Then there was the morning Rachel didn’t wake up. The ambulance dispatcher told me to get a neighbour to help move her body to the floor. It wasn’t even 7am yet, so I called a friend who was also studying to be a nurse. All I said was “I need you here, now!” She came over right away. Somehow she managed to get Channah out of the apartment, ready for school, brought her too school and return to offer comfort and support in those first few hours. The Rabbi came over right away. He helped play translator during the police interview, while dealing with the paramedics and funeral arrangements. A team of people were cleaning my apartment that had fallen apart from Rachel’s two year battle with depression. The school sent over two psychologists to guide me through what needed to be done to look after Channah.
An organization brought in a high priced lawyer that I met outside the court house to stop an autopsy from taking place. Rachel’s Mother, Brother, Sister and a cousin within a few hours of hearing the news were on the way to the airport to make it to the funeral which had been delayed a day for their arrival. They only stayed until the next day when my parents arrived to provide support for the next three weeks.
Channah stayed home during the week of Shiva. Her teachers came to the apartment about 3 or 4 times a day, each time bringing 4 or 5 kids for Channah to play with. There were people who made sure meals were taken care of, as well as people checking in from time to time to make sure I was OK. For the first week I had a rotation of friends sleeping on my couch so I wouldn’t be alone. Channah has been going on weekly sleepovers, allowing me to play hockey and softball. For a time I had a teenager coming over once a week to give me an hour out of the house at night. One of the local charitable organizations has provided access to their Financial Planner as well as a Professional Organizer. The two of them have been key to getting my life back on track.

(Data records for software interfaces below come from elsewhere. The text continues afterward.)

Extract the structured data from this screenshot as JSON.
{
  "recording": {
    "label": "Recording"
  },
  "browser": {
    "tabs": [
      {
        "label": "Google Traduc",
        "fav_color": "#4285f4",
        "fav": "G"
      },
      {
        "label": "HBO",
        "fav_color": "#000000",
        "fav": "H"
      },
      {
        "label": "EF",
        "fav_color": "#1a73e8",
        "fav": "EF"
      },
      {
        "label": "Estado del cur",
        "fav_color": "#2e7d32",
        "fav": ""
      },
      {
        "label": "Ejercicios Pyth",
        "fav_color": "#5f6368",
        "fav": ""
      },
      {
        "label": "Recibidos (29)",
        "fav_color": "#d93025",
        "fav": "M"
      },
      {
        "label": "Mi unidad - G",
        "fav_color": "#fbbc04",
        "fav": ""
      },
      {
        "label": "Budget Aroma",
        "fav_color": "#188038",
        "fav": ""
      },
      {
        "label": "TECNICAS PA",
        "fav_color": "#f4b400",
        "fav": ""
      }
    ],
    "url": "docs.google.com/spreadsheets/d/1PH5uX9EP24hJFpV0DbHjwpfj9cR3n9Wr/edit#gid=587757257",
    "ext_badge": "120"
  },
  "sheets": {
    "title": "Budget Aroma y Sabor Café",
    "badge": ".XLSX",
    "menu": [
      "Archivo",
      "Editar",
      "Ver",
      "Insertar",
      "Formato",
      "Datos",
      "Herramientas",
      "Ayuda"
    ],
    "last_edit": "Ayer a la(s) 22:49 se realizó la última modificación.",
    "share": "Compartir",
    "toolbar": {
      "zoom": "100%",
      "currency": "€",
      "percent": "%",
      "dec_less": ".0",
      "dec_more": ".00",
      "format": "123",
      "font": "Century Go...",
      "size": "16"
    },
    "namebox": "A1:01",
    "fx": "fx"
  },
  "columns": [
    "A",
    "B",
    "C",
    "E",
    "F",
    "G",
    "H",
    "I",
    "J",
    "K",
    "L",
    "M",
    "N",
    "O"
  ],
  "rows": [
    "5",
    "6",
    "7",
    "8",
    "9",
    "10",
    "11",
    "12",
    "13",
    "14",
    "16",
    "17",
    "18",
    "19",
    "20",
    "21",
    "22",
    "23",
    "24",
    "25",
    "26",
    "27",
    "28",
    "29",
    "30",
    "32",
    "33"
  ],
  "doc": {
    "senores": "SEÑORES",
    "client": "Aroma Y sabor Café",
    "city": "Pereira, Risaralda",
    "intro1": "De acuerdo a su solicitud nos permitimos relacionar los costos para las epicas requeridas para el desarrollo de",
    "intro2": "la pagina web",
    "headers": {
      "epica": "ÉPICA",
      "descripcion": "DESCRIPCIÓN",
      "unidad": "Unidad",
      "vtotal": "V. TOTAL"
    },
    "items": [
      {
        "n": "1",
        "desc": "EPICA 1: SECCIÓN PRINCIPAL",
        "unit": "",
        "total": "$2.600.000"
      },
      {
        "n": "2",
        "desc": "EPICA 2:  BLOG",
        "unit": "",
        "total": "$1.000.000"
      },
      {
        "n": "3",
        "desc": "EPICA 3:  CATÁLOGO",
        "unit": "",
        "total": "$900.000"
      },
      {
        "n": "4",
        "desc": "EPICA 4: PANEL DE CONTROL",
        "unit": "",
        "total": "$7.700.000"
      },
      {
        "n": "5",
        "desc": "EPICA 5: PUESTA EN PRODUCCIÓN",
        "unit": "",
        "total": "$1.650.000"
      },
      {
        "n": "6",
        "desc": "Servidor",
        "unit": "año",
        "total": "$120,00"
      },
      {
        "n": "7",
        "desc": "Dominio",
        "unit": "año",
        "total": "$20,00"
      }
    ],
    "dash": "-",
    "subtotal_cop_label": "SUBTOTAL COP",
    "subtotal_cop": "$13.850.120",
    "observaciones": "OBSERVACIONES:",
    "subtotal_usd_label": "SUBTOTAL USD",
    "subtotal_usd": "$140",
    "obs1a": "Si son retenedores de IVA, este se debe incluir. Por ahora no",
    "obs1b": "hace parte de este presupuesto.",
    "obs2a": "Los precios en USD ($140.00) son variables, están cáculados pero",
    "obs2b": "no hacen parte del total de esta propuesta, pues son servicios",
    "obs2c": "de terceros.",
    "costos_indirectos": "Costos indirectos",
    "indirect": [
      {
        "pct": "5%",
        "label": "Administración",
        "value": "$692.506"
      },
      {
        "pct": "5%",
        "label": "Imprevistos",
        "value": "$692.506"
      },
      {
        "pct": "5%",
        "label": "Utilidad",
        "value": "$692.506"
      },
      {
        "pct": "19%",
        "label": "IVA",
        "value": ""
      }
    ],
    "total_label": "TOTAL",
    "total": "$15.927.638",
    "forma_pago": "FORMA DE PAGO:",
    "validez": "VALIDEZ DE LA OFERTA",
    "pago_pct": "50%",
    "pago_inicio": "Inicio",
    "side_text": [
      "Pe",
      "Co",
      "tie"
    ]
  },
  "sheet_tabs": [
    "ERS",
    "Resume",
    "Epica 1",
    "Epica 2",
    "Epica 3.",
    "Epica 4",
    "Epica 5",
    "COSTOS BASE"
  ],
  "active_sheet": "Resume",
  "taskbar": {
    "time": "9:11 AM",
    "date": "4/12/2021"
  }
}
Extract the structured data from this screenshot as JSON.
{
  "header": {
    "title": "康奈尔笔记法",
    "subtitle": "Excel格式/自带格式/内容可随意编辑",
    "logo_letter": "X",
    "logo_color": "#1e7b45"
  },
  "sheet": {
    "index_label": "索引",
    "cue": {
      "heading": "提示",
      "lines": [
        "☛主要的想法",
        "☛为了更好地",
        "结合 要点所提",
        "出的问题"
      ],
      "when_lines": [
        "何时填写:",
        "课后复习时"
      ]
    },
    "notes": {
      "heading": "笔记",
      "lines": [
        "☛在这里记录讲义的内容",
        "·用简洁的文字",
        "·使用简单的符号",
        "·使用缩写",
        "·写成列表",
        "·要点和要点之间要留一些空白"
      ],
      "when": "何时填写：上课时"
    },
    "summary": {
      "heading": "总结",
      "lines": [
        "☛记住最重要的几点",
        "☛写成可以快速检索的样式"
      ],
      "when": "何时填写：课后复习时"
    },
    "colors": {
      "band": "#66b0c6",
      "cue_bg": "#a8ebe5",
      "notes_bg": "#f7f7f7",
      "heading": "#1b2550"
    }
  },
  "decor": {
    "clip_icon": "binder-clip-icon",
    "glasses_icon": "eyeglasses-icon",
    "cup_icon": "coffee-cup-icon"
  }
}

Again as time went on and people went back to their normal lives my support network slowly backed off. It allowed (in some cases forced) me to get back on my feet and start taking care of my own life. I am proud of what I have been able to accomplish.
In the middle of the night, when Channah was asleep and my loneliness was at it’s strongest, I had one more small light to brighten my life. This song by Great Big Sea does at a great job of describing that moment.
I turned to an old friend an ocean away for support and comfort. As time went by my pain and grief shifted in to a burning desire to rebuild my life. I leaned on different people who I could lean on for different types of help. Especially at first, each step forward was incredibly hard. Every step of the way my friend was there to lean on at the other end of the telephone. Like a fire, that small spark that inspired me to keep going grew stronger and stronger.
On Thursday, I will be on a train to Montreal because on Sunday I will see my friend who has been a little light in the darkest days of my life. She will be wearing a wedding dress as Peri and I take the next step in building a family together.